“With undeniably strong prose, Castro is equally uncompromising in her anger, intelligence, empathy, and confusion, each essay turning and enriching the one before without repetition or break in rhythm.” —Publishers Weekly starred review of Island of Bones How do family members respond to seeing their lives in print? What I’ve experienced is that people will largely continue to be themselves, just more intensely. Warm alliances will be strengthened, angry people will lash out, relationships that weren’t really functional will fall quietly away. But the publication of a family memoir can offer relatives a chance to move, grow, and communicate in new ways—to understand their family histories from a fresh perspective—and many of the essayists in Family Trouble have experienced this gift of change. —Joy Castro Castro’s editor, Kristen Elias Rowley, who acquires all of our literary memoirs, weighs in with her thoughts: Writers often ask me for guidance when writing about their families: Should they change names? Combine family mem-
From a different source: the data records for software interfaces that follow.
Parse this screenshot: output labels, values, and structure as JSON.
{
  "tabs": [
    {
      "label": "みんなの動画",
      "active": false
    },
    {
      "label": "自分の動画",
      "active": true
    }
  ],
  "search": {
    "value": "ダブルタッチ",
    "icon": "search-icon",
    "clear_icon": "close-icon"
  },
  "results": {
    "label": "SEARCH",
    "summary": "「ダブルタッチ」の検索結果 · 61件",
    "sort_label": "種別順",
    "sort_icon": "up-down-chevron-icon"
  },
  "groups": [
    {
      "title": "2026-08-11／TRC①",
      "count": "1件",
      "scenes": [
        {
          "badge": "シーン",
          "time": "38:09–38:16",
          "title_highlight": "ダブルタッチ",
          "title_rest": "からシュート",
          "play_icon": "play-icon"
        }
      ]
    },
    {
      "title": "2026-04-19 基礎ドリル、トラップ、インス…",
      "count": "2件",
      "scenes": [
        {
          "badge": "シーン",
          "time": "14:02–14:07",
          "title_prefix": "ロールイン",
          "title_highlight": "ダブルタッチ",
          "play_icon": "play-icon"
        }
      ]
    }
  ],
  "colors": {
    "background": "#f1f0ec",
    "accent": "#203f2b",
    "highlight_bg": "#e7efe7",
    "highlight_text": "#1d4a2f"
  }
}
bers into composite characters to protect their identities? Should they write about their children or does such disclosure infringe on their right to privacy? How will their children feel when they are old enough to read what they’ve written about them? Ultimately, I tell authors that it’s a personal choice. I’ve had writers scrap whole manuscripts for the sake of family members, while others forged ahead—consequences be damned—because what they were writing was crucial to the story they were telling. In all my years publishing memoir and personal narrative, though, I’ve never had an author come back to me with regrets about the choices they made in this respect. And I’ve had quite a few share stories of the surprisingly positive reactions and reconnections that have come as a result.